By now you all should know that my husband and I somehow found ourselves with a fifth dog. We have had him for a grand total of ten days. He was neutered today and has spent the evening resting... and probably wondering why he feels hung over and his balls are gone!
All kidding aside, Jayne is getting a lot of attention and I'm glad so many people care about him. One question keeps getting asked with some regularity though, so it seems fitting that I address it on the blog.
How do Jayne and Ronin get along?
As a rule, male Dobermans are aggressive towards other male dogs. It is an inherent breed trait, and is not dependent on training or socialization (or lack thereof.) You cannot train it out, you cannot socialize it out, you cannot neuter it out. The belligerent attitude towards other males can sometimes be controlled and masked, but you will never make it disappear in the Doberman Pinscher. A Doberman that is male dog aggressive is not the mark of a bad owner. Some of the most well-trained and highly titled Dobermans I know are still not allowed to interact with their male housemates due to the breed's dog aggressive tendencies.
Let me reiterate - this is a breed issue. Male dog aggression is deeply rooted and extremely complex in this breed, it always has been. Most responsible breeders (and many rescues) will not place a male with someone who owns another male dog, or plans to get another male dog in the future. Trust the breeders, they know what they're doing - they fully understand how serious male/male aggression is in the breed. Case in point - I have known and worked closely with my Doberman breeder for ten years, and only now has she permitted me to permanently bring in another male - and it was literally a "do or die" situation.
(Ronin doesn't mind 6 month old Sooner... yet!)
Never assume that your males will be the exception, and never set yourself up for failure. Yes, there are people out there that have multiple males that get along - but those situations are few and far between. Multiple males will often be fine at first if one of them is a puppy, but eventually there will be trouble. This usually occurs once the younger male reaches sexual maturity at 18-24 months. If you do decide to own multiple males, you need to be prepared to manage your household accordingly if the male-male dynamic goes south. And rest assured, it probably will.
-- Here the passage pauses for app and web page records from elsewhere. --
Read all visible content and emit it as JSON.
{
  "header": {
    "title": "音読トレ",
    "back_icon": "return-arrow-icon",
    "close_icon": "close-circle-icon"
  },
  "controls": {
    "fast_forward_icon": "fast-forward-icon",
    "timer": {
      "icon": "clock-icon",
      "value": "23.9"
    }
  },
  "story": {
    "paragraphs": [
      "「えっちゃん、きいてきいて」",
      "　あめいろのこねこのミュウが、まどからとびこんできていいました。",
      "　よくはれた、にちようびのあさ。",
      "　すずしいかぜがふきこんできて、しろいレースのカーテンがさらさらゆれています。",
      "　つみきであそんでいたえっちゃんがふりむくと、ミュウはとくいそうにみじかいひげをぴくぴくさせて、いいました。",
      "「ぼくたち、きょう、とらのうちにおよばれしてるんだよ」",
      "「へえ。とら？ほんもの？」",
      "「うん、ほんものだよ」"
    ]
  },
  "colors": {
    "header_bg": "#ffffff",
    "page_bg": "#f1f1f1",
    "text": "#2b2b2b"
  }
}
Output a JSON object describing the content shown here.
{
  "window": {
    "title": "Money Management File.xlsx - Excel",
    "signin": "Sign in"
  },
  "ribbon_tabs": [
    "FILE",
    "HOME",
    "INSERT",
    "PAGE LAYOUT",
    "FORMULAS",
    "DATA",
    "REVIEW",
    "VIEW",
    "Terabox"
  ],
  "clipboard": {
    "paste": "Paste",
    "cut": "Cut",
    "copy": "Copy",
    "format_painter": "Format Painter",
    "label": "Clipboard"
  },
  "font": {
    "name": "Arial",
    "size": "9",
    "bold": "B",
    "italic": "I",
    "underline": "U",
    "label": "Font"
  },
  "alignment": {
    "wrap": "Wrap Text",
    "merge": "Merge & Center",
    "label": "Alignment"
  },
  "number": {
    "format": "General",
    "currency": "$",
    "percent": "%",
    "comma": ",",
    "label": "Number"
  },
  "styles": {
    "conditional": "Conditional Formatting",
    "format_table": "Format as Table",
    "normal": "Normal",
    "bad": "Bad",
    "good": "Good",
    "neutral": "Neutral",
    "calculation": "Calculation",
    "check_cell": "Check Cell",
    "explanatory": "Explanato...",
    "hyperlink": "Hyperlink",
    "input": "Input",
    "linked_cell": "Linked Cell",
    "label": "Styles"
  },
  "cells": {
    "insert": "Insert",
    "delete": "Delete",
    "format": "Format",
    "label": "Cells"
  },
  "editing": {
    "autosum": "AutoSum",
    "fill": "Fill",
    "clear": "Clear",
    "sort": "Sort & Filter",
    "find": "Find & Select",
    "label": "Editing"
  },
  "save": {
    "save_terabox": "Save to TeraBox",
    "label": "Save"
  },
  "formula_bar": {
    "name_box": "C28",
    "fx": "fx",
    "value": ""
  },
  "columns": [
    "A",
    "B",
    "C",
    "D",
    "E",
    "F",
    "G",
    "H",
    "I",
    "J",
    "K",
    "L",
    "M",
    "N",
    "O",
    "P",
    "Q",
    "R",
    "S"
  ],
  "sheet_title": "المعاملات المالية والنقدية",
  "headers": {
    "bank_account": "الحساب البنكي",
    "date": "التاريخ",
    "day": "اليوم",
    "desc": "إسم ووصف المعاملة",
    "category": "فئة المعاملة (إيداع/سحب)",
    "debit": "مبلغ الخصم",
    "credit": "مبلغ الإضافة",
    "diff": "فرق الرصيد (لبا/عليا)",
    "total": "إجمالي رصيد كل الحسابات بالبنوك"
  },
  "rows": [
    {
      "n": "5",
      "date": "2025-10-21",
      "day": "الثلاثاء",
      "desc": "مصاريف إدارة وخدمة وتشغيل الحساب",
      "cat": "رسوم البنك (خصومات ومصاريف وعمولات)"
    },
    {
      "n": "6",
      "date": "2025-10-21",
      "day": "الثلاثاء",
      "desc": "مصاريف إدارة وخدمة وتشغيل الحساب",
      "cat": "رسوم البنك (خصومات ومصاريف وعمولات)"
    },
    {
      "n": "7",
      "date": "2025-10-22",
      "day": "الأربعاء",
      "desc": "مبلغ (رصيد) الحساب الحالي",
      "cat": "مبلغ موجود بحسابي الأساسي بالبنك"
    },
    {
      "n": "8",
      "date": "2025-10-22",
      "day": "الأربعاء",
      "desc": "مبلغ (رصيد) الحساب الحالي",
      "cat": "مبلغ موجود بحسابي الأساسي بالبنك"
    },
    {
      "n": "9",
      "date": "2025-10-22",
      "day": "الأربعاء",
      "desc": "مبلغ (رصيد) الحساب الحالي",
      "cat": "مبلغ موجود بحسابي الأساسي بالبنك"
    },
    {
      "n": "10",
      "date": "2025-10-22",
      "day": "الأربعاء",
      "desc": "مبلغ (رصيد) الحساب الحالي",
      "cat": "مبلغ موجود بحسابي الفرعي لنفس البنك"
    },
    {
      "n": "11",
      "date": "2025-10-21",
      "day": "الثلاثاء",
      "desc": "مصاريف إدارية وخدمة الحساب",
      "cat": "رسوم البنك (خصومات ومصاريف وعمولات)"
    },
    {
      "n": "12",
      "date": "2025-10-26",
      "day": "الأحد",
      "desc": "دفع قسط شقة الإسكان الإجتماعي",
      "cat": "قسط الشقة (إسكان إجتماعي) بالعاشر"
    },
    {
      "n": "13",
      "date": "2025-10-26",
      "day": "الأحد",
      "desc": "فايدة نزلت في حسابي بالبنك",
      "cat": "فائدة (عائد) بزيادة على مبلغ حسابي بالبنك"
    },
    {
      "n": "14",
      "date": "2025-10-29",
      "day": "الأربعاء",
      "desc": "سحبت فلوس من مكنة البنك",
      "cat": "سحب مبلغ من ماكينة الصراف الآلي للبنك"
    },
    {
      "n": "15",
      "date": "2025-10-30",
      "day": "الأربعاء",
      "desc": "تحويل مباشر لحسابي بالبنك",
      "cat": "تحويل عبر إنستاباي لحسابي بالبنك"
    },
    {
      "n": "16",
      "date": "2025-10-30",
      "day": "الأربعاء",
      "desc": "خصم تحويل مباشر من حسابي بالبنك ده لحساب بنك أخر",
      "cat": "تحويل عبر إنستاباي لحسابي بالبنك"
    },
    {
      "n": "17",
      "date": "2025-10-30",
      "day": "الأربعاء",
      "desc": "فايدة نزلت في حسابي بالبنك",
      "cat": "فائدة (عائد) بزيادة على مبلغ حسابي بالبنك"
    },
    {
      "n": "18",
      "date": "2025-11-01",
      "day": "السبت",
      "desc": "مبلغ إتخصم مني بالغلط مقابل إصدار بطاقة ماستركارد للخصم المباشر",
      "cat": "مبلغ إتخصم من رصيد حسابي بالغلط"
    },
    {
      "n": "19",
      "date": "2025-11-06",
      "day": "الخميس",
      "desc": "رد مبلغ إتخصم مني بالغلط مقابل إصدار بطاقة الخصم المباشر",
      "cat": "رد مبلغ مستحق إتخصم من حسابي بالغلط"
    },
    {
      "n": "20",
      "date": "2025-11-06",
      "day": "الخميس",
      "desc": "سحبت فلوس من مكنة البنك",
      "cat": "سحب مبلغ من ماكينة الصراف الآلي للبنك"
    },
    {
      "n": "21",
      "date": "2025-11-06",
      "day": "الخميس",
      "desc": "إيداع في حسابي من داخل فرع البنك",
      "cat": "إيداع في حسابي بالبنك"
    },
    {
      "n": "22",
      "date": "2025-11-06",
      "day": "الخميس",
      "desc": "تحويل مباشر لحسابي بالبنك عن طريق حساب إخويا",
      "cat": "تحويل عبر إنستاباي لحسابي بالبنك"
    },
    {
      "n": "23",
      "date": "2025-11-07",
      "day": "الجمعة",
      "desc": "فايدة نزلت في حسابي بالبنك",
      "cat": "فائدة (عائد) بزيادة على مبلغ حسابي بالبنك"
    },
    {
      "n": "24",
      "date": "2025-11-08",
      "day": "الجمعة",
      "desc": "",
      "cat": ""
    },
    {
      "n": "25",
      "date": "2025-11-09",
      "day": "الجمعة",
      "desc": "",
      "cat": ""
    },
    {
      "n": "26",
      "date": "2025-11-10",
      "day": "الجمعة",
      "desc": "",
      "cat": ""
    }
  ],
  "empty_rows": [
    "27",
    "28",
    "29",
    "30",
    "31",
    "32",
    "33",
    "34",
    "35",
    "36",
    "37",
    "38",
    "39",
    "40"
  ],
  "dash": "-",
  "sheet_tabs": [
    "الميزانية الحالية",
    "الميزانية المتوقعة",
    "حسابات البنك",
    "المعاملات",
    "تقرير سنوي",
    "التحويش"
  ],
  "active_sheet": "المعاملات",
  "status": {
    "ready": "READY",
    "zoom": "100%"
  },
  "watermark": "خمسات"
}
Take precautions and have a management plan before you end up with a fight on your hands, because when two males decide to fight for the first time they may very well kill each other.
(Ronin and one of his only male friends, an English Setter named Jack.)
We will be CNRing Ronin and Jayne for a long time. CNR is "crate and rotate" - meaning that when one male is loose, the other is securely shut in a crate. The only time Ronin and Jayne will see each other is through crate bars - and they will not be crated next to each other. We debated using ex-pens but decided against it for the time being. Ex-pens and baby gates can be jumped or knocked down, and that is not a risk we're willing to take this early in the game. We'll give it a few months to a year, and see where we are then.
Ronin has already had extensive training, and he will tolerate other males as long as they leave him alone. Excessively rude behavior or posturing will cause him to react. He can be next to males for sits and downs, but to put him in a casual situation with other males would mean a bloodbath. I can count on one hand (and still could if I lost three fingers in a farming accident!) the number of male dogs that Ronin is even marginally safe with off-leash.
Jayne is an adolescent male who lacks training, self control and respect for other dogs. It will take him a long time to get to the point where he and Ronin can be loose in the house together. They'll never be loose in the yard, no matter how well they do in the house.
We will give them a chance to peacefully coexist indoors, but we will never trust them to abandon their instincts. To do so would be grossly irresponsible.